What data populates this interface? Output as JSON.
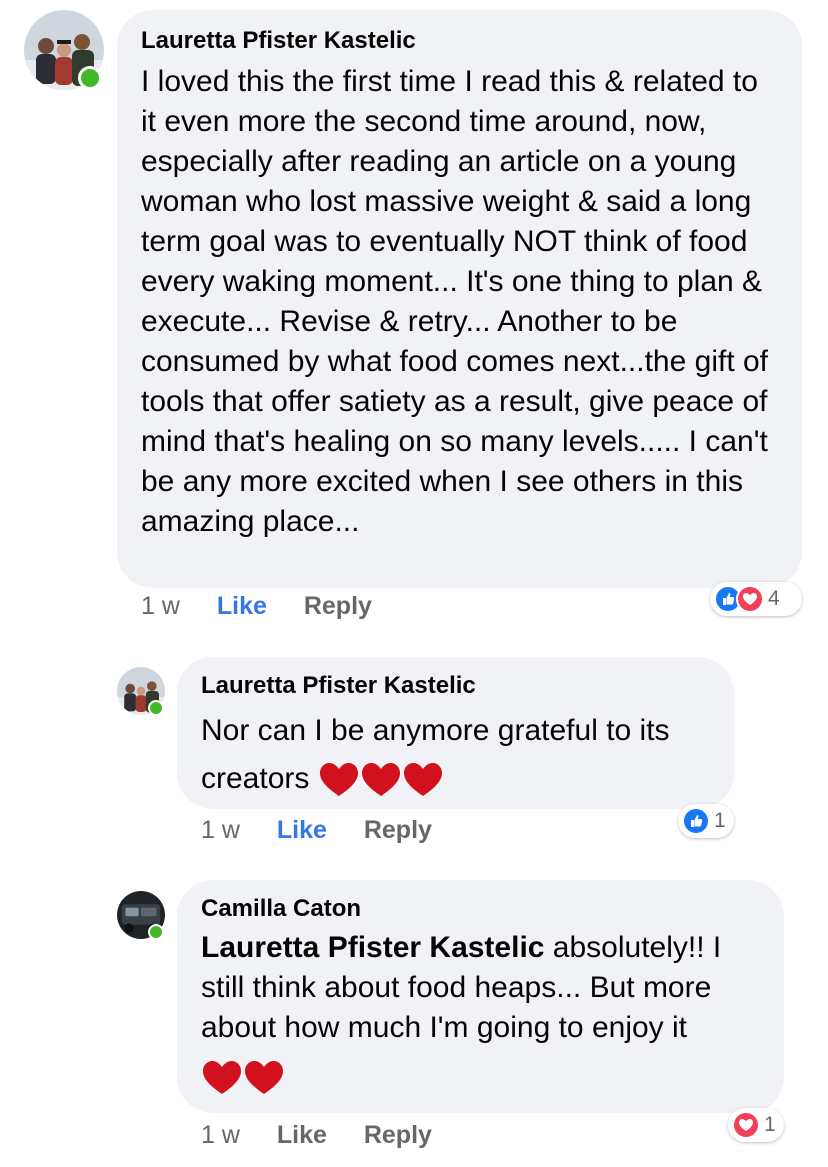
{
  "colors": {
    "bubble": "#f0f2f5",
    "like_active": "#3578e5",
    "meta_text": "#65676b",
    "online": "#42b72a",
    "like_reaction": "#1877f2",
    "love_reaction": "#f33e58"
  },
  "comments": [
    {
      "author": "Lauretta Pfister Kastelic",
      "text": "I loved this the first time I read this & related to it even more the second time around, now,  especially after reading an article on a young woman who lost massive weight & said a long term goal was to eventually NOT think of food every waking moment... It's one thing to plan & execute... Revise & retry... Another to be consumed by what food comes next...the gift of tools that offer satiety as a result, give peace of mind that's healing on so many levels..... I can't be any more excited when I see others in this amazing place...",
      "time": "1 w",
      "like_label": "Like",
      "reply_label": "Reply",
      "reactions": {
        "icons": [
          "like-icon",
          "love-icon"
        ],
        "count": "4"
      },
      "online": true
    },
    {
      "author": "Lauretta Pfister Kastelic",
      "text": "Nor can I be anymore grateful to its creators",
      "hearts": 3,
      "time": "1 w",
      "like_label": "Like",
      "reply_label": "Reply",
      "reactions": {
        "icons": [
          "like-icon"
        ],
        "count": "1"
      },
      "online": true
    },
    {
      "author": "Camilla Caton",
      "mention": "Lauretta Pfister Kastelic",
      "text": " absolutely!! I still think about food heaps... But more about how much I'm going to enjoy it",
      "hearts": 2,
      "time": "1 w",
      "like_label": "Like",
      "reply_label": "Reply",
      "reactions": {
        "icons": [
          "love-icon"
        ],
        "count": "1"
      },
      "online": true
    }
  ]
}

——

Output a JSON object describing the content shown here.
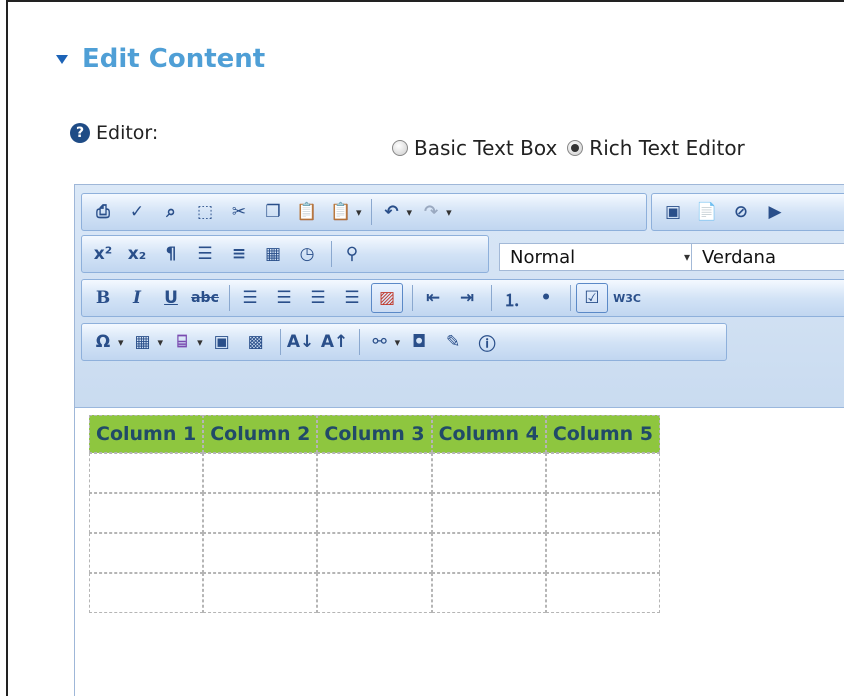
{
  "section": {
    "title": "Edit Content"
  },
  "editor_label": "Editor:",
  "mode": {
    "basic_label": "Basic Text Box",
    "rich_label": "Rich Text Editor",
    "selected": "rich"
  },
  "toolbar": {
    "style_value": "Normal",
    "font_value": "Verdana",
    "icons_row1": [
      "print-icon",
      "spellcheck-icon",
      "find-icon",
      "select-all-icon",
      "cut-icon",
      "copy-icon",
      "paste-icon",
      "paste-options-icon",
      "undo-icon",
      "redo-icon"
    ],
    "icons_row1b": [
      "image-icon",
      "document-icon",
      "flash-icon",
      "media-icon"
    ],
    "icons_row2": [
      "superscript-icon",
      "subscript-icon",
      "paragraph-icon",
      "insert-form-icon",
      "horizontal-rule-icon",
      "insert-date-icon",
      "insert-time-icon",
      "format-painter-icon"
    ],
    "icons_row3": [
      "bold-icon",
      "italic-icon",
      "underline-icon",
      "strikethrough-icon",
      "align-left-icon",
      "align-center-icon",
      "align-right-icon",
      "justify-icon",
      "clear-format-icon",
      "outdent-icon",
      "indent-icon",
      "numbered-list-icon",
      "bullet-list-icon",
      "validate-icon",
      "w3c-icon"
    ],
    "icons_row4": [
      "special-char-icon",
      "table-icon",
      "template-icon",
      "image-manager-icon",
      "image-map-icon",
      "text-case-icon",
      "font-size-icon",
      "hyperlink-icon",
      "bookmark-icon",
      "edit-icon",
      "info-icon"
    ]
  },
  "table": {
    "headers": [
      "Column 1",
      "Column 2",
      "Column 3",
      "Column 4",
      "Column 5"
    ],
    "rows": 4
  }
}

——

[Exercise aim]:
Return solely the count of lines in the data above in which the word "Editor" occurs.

[Solution to this problem]:
2